»»
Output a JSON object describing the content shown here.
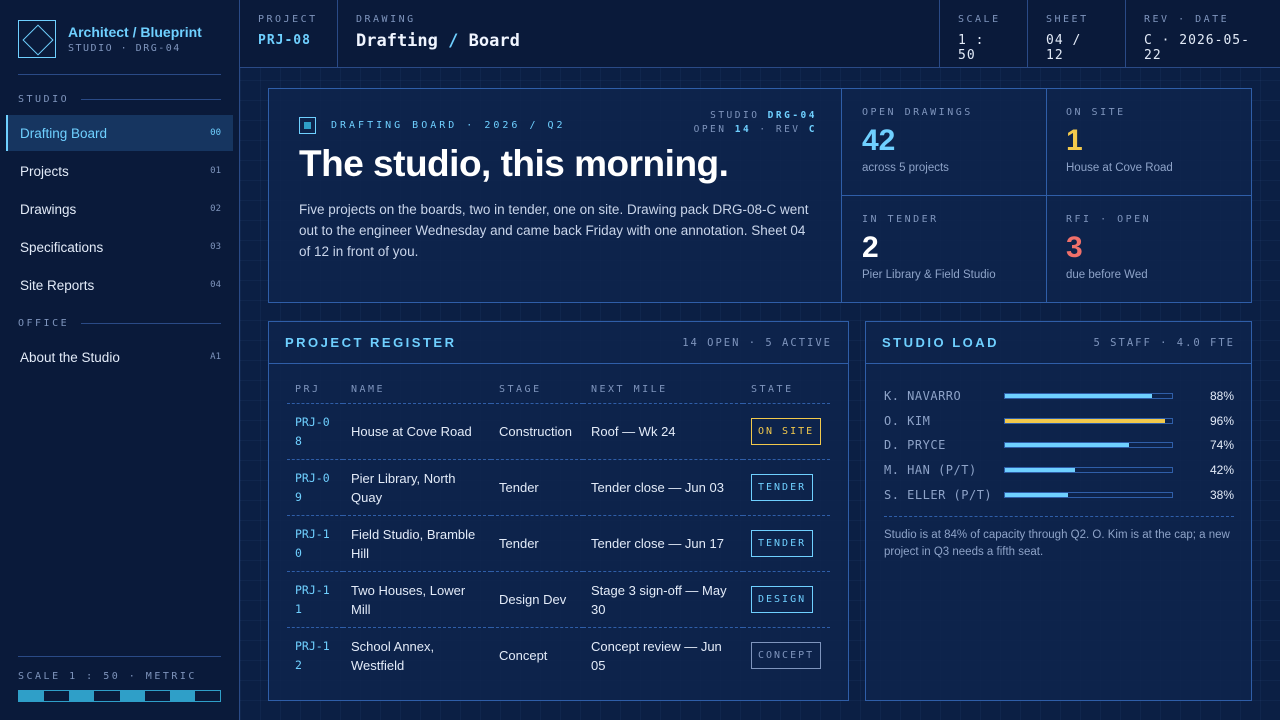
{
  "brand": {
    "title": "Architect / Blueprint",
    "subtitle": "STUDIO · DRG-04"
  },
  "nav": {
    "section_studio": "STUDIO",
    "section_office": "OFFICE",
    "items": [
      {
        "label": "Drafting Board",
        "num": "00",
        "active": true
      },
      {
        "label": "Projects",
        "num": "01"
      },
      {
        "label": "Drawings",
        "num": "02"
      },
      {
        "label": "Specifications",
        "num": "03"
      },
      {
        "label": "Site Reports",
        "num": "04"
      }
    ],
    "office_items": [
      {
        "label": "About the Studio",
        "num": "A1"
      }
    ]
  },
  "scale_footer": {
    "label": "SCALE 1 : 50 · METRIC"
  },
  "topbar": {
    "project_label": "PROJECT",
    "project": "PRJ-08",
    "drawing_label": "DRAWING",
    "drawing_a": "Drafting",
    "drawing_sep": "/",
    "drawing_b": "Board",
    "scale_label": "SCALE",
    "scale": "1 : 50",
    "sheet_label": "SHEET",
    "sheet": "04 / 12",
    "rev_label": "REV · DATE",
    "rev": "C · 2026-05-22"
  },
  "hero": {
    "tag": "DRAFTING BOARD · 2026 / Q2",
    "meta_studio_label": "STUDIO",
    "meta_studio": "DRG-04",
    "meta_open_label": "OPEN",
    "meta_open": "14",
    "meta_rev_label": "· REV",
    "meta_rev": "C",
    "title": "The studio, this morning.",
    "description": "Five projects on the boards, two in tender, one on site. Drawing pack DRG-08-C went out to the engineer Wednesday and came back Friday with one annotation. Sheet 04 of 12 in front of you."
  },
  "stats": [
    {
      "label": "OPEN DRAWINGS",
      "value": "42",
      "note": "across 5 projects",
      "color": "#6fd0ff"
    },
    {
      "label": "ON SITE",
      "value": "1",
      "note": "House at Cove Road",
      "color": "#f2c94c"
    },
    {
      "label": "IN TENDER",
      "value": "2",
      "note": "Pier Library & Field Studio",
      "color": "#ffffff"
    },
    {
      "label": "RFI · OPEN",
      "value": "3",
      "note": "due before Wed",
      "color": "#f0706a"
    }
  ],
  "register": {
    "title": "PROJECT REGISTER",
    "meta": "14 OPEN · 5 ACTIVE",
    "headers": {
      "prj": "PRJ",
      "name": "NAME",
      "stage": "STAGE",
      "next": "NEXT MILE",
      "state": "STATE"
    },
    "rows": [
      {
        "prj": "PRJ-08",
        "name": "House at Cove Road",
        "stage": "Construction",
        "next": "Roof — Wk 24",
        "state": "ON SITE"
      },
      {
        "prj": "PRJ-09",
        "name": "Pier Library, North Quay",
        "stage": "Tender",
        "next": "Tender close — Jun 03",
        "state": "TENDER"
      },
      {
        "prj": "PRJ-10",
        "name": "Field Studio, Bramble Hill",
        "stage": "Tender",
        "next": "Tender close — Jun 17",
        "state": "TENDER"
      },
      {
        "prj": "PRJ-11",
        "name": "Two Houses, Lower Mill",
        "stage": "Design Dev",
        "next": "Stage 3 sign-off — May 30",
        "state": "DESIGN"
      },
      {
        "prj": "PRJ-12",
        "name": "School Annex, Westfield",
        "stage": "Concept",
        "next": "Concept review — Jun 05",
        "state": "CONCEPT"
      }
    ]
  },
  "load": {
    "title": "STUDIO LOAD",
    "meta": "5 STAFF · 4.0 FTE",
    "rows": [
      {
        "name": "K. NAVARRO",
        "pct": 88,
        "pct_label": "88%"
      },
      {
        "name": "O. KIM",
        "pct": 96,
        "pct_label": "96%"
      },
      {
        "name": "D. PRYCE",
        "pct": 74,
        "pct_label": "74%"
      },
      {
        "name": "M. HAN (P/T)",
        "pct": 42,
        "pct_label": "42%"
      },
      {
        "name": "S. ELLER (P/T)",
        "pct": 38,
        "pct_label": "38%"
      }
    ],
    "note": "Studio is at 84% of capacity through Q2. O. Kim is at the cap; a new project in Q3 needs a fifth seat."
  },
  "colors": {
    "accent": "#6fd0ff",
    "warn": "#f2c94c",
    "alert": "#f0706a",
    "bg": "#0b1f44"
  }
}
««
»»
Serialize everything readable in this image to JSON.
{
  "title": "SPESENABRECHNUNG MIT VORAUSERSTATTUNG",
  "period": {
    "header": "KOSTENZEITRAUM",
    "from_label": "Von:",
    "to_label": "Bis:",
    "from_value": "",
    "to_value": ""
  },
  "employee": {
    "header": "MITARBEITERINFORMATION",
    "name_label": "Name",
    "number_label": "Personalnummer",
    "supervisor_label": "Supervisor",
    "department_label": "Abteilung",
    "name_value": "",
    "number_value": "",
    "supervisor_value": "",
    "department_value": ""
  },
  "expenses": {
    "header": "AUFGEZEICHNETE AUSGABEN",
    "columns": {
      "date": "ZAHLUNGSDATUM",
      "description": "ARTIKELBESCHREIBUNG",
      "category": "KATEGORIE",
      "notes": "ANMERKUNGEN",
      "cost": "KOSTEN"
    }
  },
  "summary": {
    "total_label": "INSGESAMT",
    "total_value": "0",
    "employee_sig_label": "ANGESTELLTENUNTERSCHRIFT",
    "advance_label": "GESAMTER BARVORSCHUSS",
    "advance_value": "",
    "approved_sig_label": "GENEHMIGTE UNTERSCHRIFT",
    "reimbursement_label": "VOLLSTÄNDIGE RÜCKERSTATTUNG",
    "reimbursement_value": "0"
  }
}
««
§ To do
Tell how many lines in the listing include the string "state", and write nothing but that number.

§ Your response
6